When to Use It: When you can take a short timeout.

Massage proves that you don’t have to work hard to relieve stress. Once the appointment is made, all you have to do is choose a scented oil, listen to the nature soundtrack and enjoy the feeling of a skilled therapist working out the kinks. If you’re uncomfortable with a stranger seeing you unclothed (for some, it adds stress), try Thai massage. You’ll wear loose-fitting clothing while the therapist presses rhythmically and moves your body into positions that ease tension.

Stress Buster: Deep Breathing

How It Works: During stressful times, your breathing becomes shallow, making you feel short of breath. You can combat the stress response and feel more relaxed by taking several deep breaths. Deep breathing expands the diaphragm, lowers cortisol and blood pressure levels, and slows the heartbeat. 

For the best results, Kirsch suggests inhaling deeply through your nose, exhaling slowly through your mouth and repeating the sequence at least six times. "It's a natural way to control the stress response," he says.

When to Use It: Anytime, anyplace.

The best thing about deep breathing exercises—aside from their effectiveness—is that it's possible to use them in a range of situations. Stuck in traffic? Turn off the radio and tune in to your breathing. Pressured at work? You can take deep breaths while prepping a client report or taking notes in a morning meeting. 

Stress Buster: Watching TV

How It Works: Your favorite shows can reduce the physical effects of stress, including fatigue. But skip the true crime dramas and opt for sitcoms instead.

"The big belly laugh that comes from watching something funny increases your intake of oxygen and reduces your blood pressure," Bauman says. Watching a rerun may be particularly helpful in recovering from a stressful experience, according to a new study. Researchers believe that knowing the outcome of a previously viewed TV show alleviates any pressure to pay close attention to the plot.
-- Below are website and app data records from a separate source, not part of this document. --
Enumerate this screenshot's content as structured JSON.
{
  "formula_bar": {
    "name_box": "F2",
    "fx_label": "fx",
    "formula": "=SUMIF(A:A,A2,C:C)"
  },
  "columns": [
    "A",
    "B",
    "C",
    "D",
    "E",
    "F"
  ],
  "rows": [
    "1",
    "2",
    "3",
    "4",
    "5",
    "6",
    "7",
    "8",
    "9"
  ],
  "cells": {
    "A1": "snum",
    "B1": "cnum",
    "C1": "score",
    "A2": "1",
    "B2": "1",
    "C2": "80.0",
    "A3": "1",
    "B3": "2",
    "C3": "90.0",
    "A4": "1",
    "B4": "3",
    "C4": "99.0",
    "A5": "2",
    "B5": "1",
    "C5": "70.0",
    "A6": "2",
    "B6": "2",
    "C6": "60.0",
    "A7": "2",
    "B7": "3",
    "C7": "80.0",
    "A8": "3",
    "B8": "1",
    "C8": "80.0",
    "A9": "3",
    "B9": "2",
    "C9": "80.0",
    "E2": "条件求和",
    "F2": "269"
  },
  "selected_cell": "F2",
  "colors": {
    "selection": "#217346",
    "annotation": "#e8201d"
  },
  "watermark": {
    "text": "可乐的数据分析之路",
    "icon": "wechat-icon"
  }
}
Just the anticipation of laughing at the characters can release endorphins and reduce stress.

When to Use It: When you don't have the energy to engage in active stress relief. 

Stress can sap your energy. Zoning out in front of the television might be the perfect antidote to a stressful day at work. While it's OK to watch an hour or two of television in an evening, avoid too much screen time, which can lead to weight gain, increasing—you guessed it—stress.

Stress Buster: Exercise

How It Works: Physical exercise produces mood- elevating endorphins and reduces stress hormones like cortisol and adrenaline. Focusing on a yoga pose or your pace on the treadmill helps take your mind off stressful situations.

Getting your heart pumping doesn’t just release stress in the moment. Research shows that the beneficial effects continue after your workout ends, helping you feel calm when faced with future stressors.

“People who exercise regularly release fewer stress hormones when they’re stressed than peo- ple who don’t exercise,” Bauman explains.

When to Use It: Anytime you can get physically active, for 15 minutes to an hour.

Lacing up your sneakers for a long run is just as effective as taking a deep-stretch class. And a brisk walk around the block has the same stress-busting effect as a 60-minute spin class.

“You don’t have to do a hard workout to get the benefits,” Bauman says.

The BENEFITS of Stress

Feeling a little frazzled can be a good thing. In addition to protecting against danger, the “fight or flight” response can enhance learning, stimulate immune cells and boost performance. “Stress is not a problem; too much stress is a problem,” says Daniel Kirsch, PhD, the president of the American Institute of Stress. “The biggest problem is that most people don’t know how to cope with the amount of stress in their lives.”

Don’t stress about feeling stressed out. Just be sure to use effective strategies to keep minor stressors from becoming overwhelming.